*Exercise aim*.
Copy all lines below that use the word "lorem".

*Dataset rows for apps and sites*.

######

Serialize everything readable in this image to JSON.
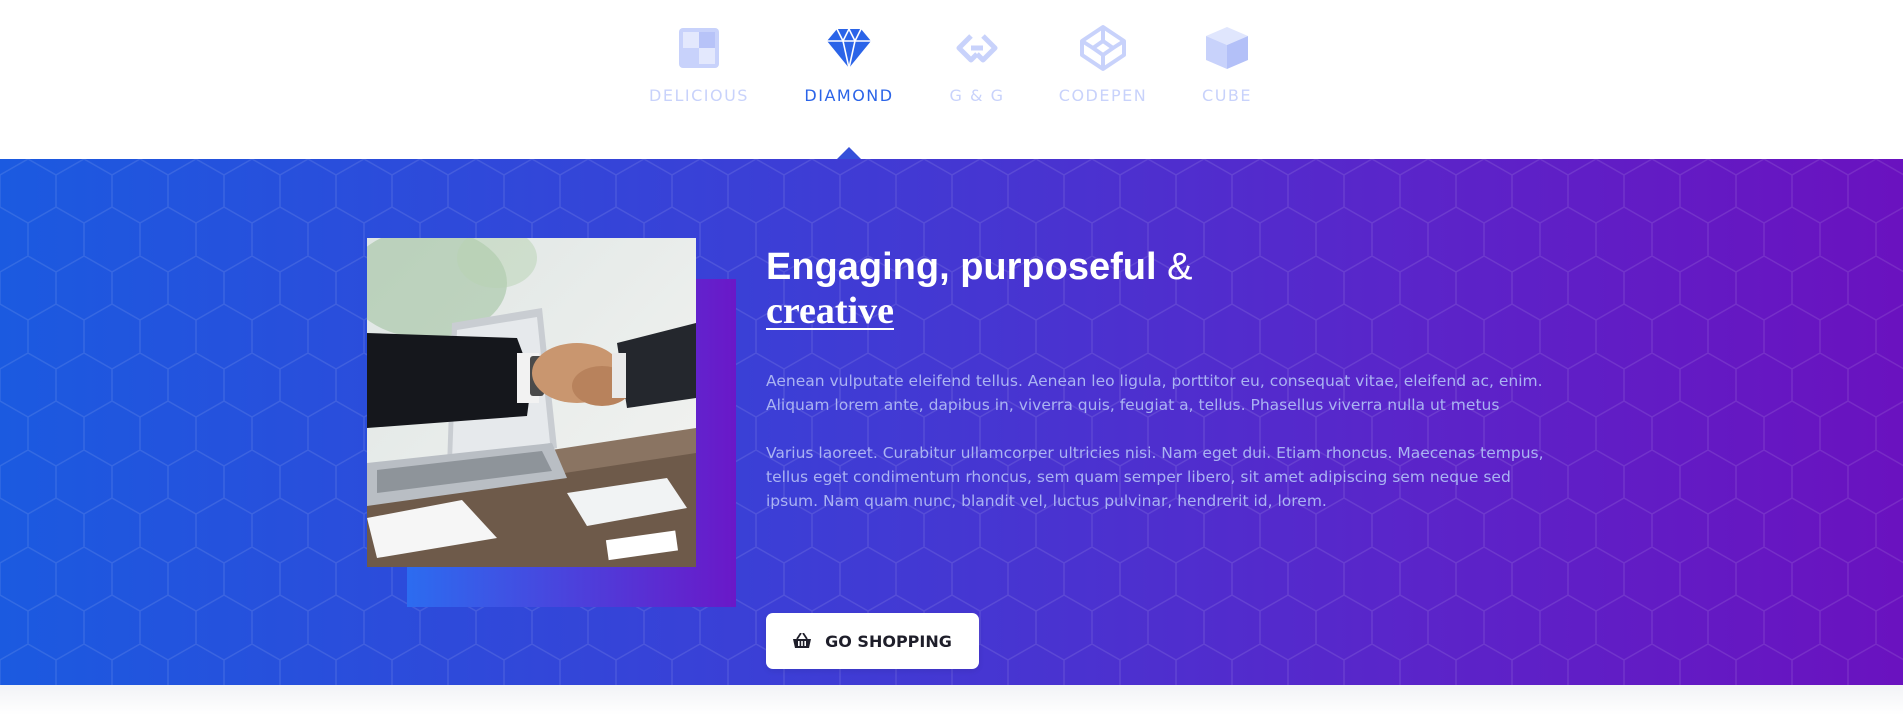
{
  "tabs": [
    {
      "label": "DELICIOUS",
      "icon": "delicious-icon",
      "active": false
    },
    {
      "label": "DIAMOND",
      "icon": "diamond-icon",
      "active": true
    },
    {
      "label": "G & G",
      "icon": "gg-icon",
      "active": false
    },
    {
      "label": "CODEPEN",
      "icon": "codepen-icon",
      "active": false
    },
    {
      "label": "CUBE",
      "icon": "cube-icon",
      "active": false
    }
  ],
  "hero": {
    "headline_main": "Engaging, purposeful",
    "headline_amp": "&",
    "headline_accent": "creative",
    "paragraph1": "Aenean vulputate eleifend tellus. Aenean leo ligula, porttitor eu, consequat vitae, eleifend ac, enim. Aliquam lorem ante, dapibus in, viverra quis, feugiat a, tellus. Phasellus viverra nulla ut metus",
    "paragraph2": "Varius laoreet. Curabitur ullamcorper ultricies nisi. Nam eget dui. Etiam rhoncus. Maecenas tempus, tellus eget condimentum rhoncus, sem quam semper libero, sit amet adipiscing sem neque sed ipsum. Nam quam nunc, blandit vel, luctus pulvinar, hendrerit id, lorem.",
    "button_label": "GO SHOPPING",
    "button_icon": "basket-icon",
    "photo": "handshake-photo"
  },
  "colors": {
    "accent": "#2b64e8",
    "tab_inactive": "#c8d2fb",
    "gradient_start": "#1b5ae0",
    "gradient_end": "#6a12bf",
    "body_text": "#aab3f2"
  }
}
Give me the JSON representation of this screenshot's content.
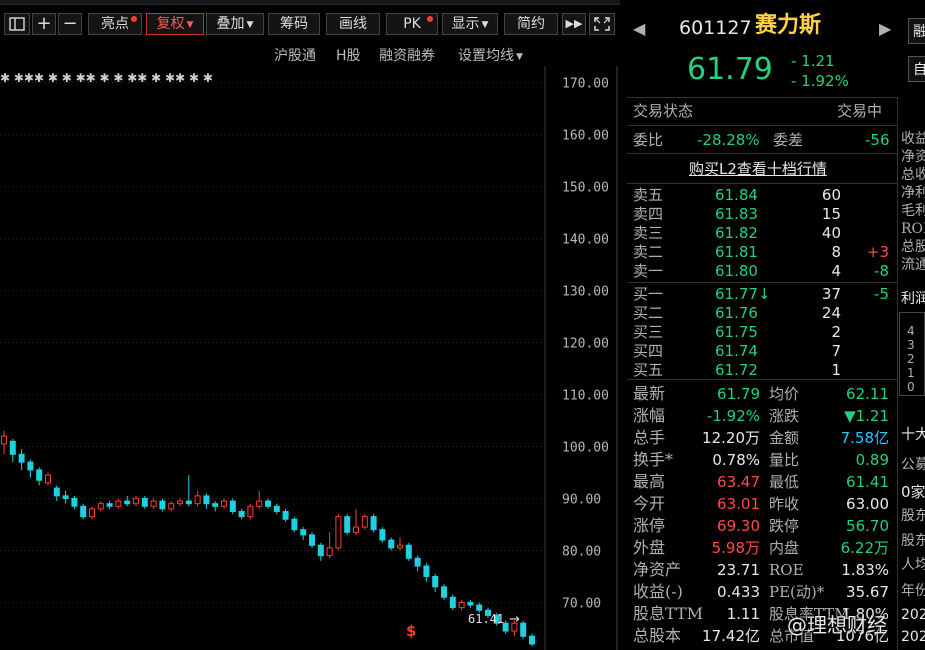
{
  "toolbar": {
    "highlight": "亮点",
    "fuquan": "复权",
    "overlay": "叠加",
    "chips": "筹码",
    "draw": "画线",
    "pk": "PK",
    "display": "显示",
    "simple": "简约"
  },
  "subbar": {
    "hgt": "沪股通",
    "hshare": "H股",
    "margin": "融资融券",
    "ma_settings": "设置均线"
  },
  "axis": {
    "ticks": [
      "170.00",
      "160.00",
      "150.00",
      "140.00",
      "130.00",
      "120.00",
      "110.00",
      "100.00",
      "90.00",
      "80.00",
      "70.00"
    ]
  },
  "chart_data": {
    "type": "candlestick",
    "y_ticks": [
      170,
      160,
      150,
      140,
      130,
      120,
      110,
      100,
      90,
      80,
      70
    ],
    "ylim": [
      60.85,
      173.2
    ],
    "last_label": "61.41",
    "candles": [
      {
        "o": 100.5,
        "c": 102.0,
        "h": 103.0,
        "l": 98.5
      },
      {
        "o": 101.0,
        "c": 98.5,
        "h": 101.5,
        "l": 97.0
      },
      {
        "o": 98.5,
        "c": 97.0,
        "h": 99.5,
        "l": 95.5
      },
      {
        "o": 97.0,
        "c": 95.5,
        "h": 97.5,
        "l": 94.0
      },
      {
        "o": 95.5,
        "c": 93.5,
        "h": 96.0,
        "l": 92.5
      },
      {
        "o": 93.0,
        "c": 94.5,
        "h": 95.0,
        "l": 92.5
      },
      {
        "o": 92.0,
        "c": 90.5,
        "h": 92.5,
        "l": 89.5
      },
      {
        "o": 90.5,
        "c": 90.0,
        "h": 91.5,
        "l": 89.0
      },
      {
        "o": 90.0,
        "c": 88.5,
        "h": 90.5,
        "l": 88.0
      },
      {
        "o": 88.5,
        "c": 86.5,
        "h": 89.0,
        "l": 86.0
      },
      {
        "o": 86.5,
        "c": 88.0,
        "h": 88.5,
        "l": 86.0
      },
      {
        "o": 88.0,
        "c": 89.0,
        "h": 89.5,
        "l": 87.5
      },
      {
        "o": 89.0,
        "c": 88.5,
        "h": 89.5,
        "l": 88.0
      },
      {
        "o": 88.5,
        "c": 89.5,
        "h": 90.0,
        "l": 88.0
      },
      {
        "o": 89.5,
        "c": 89.0,
        "h": 90.5,
        "l": 88.5
      },
      {
        "o": 89.0,
        "c": 90.0,
        "h": 90.5,
        "l": 88.5
      },
      {
        "o": 90.0,
        "c": 88.5,
        "h": 90.5,
        "l": 88.0
      },
      {
        "o": 88.5,
        "c": 89.5,
        "h": 90.0,
        "l": 88.0
      },
      {
        "o": 89.5,
        "c": 88.0,
        "h": 90.0,
        "l": 87.5
      },
      {
        "o": 88.0,
        "c": 89.0,
        "h": 89.5,
        "l": 87.5
      },
      {
        "o": 89.0,
        "c": 89.5,
        "h": 90.0,
        "l": 88.5
      },
      {
        "o": 89.5,
        "c": 89.0,
        "h": 94.5,
        "l": 88.5
      },
      {
        "o": 89.0,
        "c": 90.5,
        "h": 91.5,
        "l": 88.5
      },
      {
        "o": 90.5,
        "c": 89.0,
        "h": 91.0,
        "l": 88.0
      },
      {
        "o": 89.0,
        "c": 88.5,
        "h": 89.5,
        "l": 87.5
      },
      {
        "o": 88.5,
        "c": 89.5,
        "h": 90.0,
        "l": 88.0
      },
      {
        "o": 89.5,
        "c": 87.5,
        "h": 90.0,
        "l": 87.0
      },
      {
        "o": 87.5,
        "c": 86.5,
        "h": 88.0,
        "l": 86.0
      },
      {
        "o": 86.5,
        "c": 88.5,
        "h": 89.0,
        "l": 86.0
      },
      {
        "o": 88.5,
        "c": 89.5,
        "h": 91.5,
        "l": 88.0
      },
      {
        "o": 89.5,
        "c": 88.5,
        "h": 90.0,
        "l": 88.0
      },
      {
        "o": 88.5,
        "c": 87.5,
        "h": 89.0,
        "l": 87.0
      },
      {
        "o": 87.5,
        "c": 86.0,
        "h": 88.0,
        "l": 85.5
      },
      {
        "o": 86.0,
        "c": 84.0,
        "h": 86.5,
        "l": 83.5
      },
      {
        "o": 84.0,
        "c": 83.0,
        "h": 84.5,
        "l": 82.0
      },
      {
        "o": 83.0,
        "c": 81.0,
        "h": 83.5,
        "l": 80.5
      },
      {
        "o": 81.0,
        "c": 79.0,
        "h": 81.5,
        "l": 78.0
      },
      {
        "o": 79.0,
        "c": 80.5,
        "h": 83.5,
        "l": 78.5
      },
      {
        "o": 80.5,
        "c": 86.5,
        "h": 87.0,
        "l": 80.0
      },
      {
        "o": 86.5,
        "c": 83.5,
        "h": 87.0,
        "l": 83.0
      },
      {
        "o": 83.5,
        "c": 84.5,
        "h": 88.0,
        "l": 83.0
      },
      {
        "o": 84.5,
        "c": 86.5,
        "h": 87.0,
        "l": 84.0
      },
      {
        "o": 86.5,
        "c": 84.0,
        "h": 87.0,
        "l": 83.5
      },
      {
        "o": 84.0,
        "c": 82.0,
        "h": 84.5,
        "l": 81.5
      },
      {
        "o": 82.0,
        "c": 80.5,
        "h": 82.5,
        "l": 80.0
      },
      {
        "o": 80.5,
        "c": 81.0,
        "h": 82.5,
        "l": 80.0
      },
      {
        "o": 81.0,
        "c": 78.5,
        "h": 81.5,
        "l": 78.0
      },
      {
        "o": 78.5,
        "c": 77.0,
        "h": 79.0,
        "l": 76.0
      },
      {
        "o": 77.0,
        "c": 75.0,
        "h": 77.5,
        "l": 74.0
      },
      {
        "o": 75.0,
        "c": 73.0,
        "h": 75.5,
        "l": 72.0
      },
      {
        "o": 73.0,
        "c": 71.0,
        "h": 73.5,
        "l": 70.5
      },
      {
        "o": 71.0,
        "c": 69.0,
        "h": 71.5,
        "l": 68.5
      },
      {
        "o": 69.0,
        "c": 70.0,
        "h": 70.5,
        "l": 68.5
      },
      {
        "o": 70.0,
        "c": 69.5,
        "h": 70.5,
        "l": 69.0
      },
      {
        "o": 69.5,
        "c": 68.5,
        "h": 70.0,
        "l": 68.0
      },
      {
        "o": 68.5,
        "c": 67.5,
        "h": 69.0,
        "l": 67.0
      },
      {
        "o": 67.5,
        "c": 66.0,
        "h": 68.0,
        "l": 65.5
      },
      {
        "o": 66.0,
        "c": 64.5,
        "h": 66.5,
        "l": 64.0
      },
      {
        "o": 64.5,
        "c": 66.0,
        "h": 66.5,
        "l": 63.5
      },
      {
        "o": 66.0,
        "c": 63.5,
        "h": 66.5,
        "l": 63.0
      },
      {
        "o": 63.5,
        "c": 62.0,
        "h": 64.0,
        "l": 61.5
      }
    ],
    "star_marks": "✱  ✱✱✱  ✱  ✱  ✱✱  ✱  ✱  ✱✱  ✱  ✱✱  ✱  ✱"
  },
  "bottom": {
    "s_mark": "$",
    "last_arrow": "→",
    "watermark": "@理想财经"
  },
  "quote": {
    "code": "601127",
    "name": "赛力斯",
    "price": "61.79",
    "change": "- 1.21",
    "pct": "- 1.92%"
  },
  "status": {
    "label": "交易状态",
    "value": "交易中"
  },
  "wei": {
    "ratio_label": "委比",
    "ratio": "-28.28%",
    "diff_label": "委差",
    "diff": "-56"
  },
  "l2": "购买L2查看十档行情",
  "asks": [
    {
      "label": "卖五",
      "price": "61.84",
      "vol": "60",
      "chg": ""
    },
    {
      "label": "卖四",
      "price": "61.83",
      "vol": "15",
      "chg": ""
    },
    {
      "label": "卖三",
      "price": "61.82",
      "vol": "40",
      "chg": ""
    },
    {
      "label": "卖二",
      "price": "61.81",
      "vol": "8",
      "chg": "+3"
    },
    {
      "label": "卖一",
      "price": "61.80",
      "vol": "4",
      "chg": "-8"
    }
  ],
  "bids": [
    {
      "label": "买一",
      "price": "61.77↓",
      "vol": "37",
      "chg": "-5"
    },
    {
      "label": "买二",
      "price": "61.76",
      "vol": "24",
      "chg": ""
    },
    {
      "label": "买三",
      "price": "61.75",
      "vol": "2",
      "chg": ""
    },
    {
      "label": "买四",
      "price": "61.74",
      "vol": "7",
      "chg": ""
    },
    {
      "label": "买五",
      "price": "61.72",
      "vol": "1",
      "chg": ""
    }
  ],
  "stats": [
    {
      "l1": "最新",
      "v1": "61.79",
      "c1": "green",
      "l2": "均价",
      "v2": "62.11",
      "c2": "green"
    },
    {
      "l1": "涨幅",
      "v1": "-1.92%",
      "c1": "green",
      "l2": "涨跌",
      "v2": "▼1.21",
      "c2": "green"
    },
    {
      "l1": "总手",
      "v1": "12.20万",
      "c1": "white",
      "l2": "金额",
      "v2": "7.58亿",
      "c2": "cyan"
    },
    {
      "l1": "换手*",
      "v1": "0.78%",
      "c1": "white",
      "l2": "量比",
      "v2": "0.89",
      "c2": "green"
    },
    {
      "l1": "最高",
      "v1": "63.47",
      "c1": "red",
      "l2": "最低",
      "v2": "61.41",
      "c2": "green"
    },
    {
      "l1": "今开",
      "v1": "63.01",
      "c1": "red",
      "l2": "昨收",
      "v2": "63.00",
      "c2": "white"
    },
    {
      "l1": "涨停",
      "v1": "69.30",
      "c1": "red",
      "l2": "跌停",
      "v2": "56.70",
      "c2": "green"
    },
    {
      "l1": "外盘",
      "v1": "5.98万",
      "c1": "red",
      "l2": "内盘",
      "v2": "6.22万",
      "c2": "green"
    },
    {
      "l1": "净资产",
      "v1": "23.71",
      "c1": "white",
      "l2": "ROE",
      "v2": "1.83%",
      "c2": "white"
    },
    {
      "l1": "收益(-)",
      "v1": "0.433",
      "c1": "white",
      "l2": "PE(动)*",
      "v2": "35.67",
      "c2": "white"
    },
    {
      "l1": "股息TTM",
      "v1": "1.11",
      "c1": "white",
      "l2": "股息率TTM",
      "v2": "1.80%",
      "c2": "white"
    },
    {
      "l1": "总股本",
      "v1": "17.42亿",
      "c1": "white",
      "l2": "总市值",
      "v2": "1076亿",
      "c2": "white"
    }
  ],
  "side": {
    "btn1": "融",
    "btn2": "自",
    "labels": [
      "收益",
      "净资",
      "总收",
      "净利",
      "毛利",
      "ROE",
      "总股",
      "流通"
    ],
    "profit": "利润",
    "mini_axis": [
      "4",
      "3",
      "2",
      "1",
      "0"
    ],
    "top10": "十大",
    "company": "公募",
    "zero": "0家",
    "gu1": "股东",
    "gu2": "股东",
    "renjun": "人均",
    "year": "年份",
    "y1": "202",
    "y2": "202"
  },
  "colors": {
    "up": "#ff3b30",
    "down": "#1fd0e0",
    "bg": "#000000"
  }
}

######

*Response box*.
    "paragraph1": "Aenean vulputate eleifend tellus. Aenean leo ligula, porttitor eu, consequat vitae, eleifend ac, enim. Aliquam lorem ante, dapibus in, viverra quis, feugiat a, tellus. Phasellus viverra nulla ut metus",
    "paragraph2": "Varius laoreet. Curabitur ullamcorper ultricies nisi. Nam eget dui. Etiam rhoncus. Maecenas tempus, tellus eget condimentum rhoncus, sem quam semper libero, sit amet adipiscing sem neque sed ipsum. Nam quam nunc, blandit vel, luctus pulvinar, hendrerit id, lorem.",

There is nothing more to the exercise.